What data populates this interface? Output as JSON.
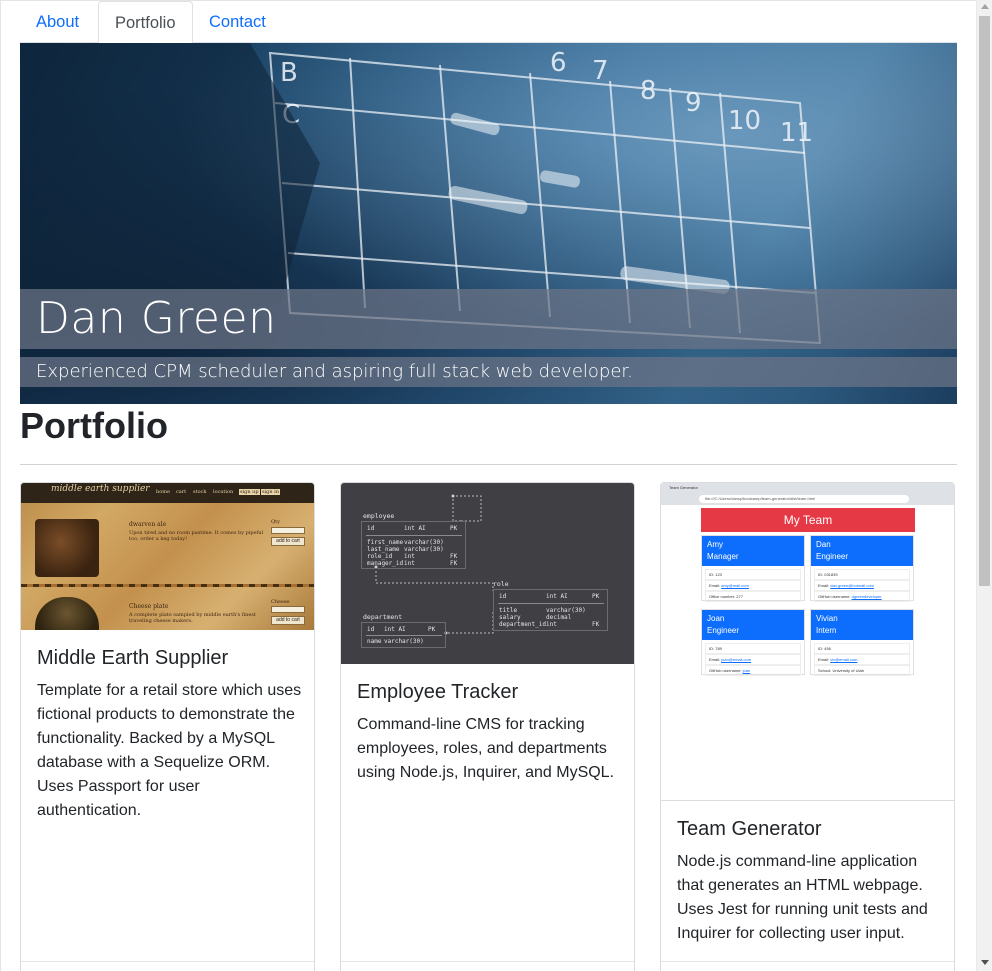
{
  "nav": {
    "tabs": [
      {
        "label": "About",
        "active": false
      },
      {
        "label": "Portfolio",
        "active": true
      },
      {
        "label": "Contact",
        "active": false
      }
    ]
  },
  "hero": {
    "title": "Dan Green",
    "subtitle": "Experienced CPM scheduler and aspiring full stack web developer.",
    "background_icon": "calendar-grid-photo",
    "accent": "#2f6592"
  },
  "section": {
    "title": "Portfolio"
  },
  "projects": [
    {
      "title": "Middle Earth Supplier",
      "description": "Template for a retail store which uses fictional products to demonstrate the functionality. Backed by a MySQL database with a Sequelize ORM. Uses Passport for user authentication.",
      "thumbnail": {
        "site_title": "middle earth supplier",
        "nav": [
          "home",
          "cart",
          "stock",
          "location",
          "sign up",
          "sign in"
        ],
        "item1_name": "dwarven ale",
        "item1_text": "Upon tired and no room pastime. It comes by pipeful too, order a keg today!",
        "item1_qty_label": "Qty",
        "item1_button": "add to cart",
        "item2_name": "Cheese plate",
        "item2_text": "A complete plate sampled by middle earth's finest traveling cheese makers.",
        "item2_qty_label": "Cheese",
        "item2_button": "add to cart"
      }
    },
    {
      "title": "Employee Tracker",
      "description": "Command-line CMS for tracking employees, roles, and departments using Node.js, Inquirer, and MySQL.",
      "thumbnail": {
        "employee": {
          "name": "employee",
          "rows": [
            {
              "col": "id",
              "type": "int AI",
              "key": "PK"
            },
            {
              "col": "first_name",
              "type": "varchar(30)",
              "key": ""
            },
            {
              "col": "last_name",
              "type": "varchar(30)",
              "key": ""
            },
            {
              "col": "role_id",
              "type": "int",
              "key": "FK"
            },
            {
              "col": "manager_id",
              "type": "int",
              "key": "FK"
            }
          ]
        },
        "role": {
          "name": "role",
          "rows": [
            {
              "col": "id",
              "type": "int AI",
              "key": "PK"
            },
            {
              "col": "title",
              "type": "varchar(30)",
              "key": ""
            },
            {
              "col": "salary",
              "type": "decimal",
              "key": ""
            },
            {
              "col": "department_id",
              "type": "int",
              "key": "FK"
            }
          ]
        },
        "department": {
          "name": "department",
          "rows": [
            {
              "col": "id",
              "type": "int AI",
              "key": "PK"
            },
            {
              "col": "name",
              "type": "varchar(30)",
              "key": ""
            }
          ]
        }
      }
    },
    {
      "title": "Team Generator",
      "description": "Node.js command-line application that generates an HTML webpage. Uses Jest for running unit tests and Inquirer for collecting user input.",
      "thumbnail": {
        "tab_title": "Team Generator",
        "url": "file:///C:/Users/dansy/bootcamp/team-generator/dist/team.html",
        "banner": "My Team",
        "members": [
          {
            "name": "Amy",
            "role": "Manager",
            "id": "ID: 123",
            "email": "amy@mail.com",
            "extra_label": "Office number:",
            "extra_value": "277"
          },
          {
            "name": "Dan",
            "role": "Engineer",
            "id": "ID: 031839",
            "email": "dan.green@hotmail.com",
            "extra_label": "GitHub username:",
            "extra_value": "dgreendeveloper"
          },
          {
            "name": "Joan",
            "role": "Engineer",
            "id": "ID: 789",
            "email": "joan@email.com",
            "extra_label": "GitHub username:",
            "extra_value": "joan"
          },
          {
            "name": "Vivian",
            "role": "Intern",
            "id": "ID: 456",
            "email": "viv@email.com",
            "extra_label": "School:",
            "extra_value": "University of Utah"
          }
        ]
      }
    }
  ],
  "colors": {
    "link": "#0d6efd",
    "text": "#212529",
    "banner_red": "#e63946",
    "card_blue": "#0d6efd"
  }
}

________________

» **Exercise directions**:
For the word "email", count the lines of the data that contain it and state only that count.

» **Answer to this task**:
4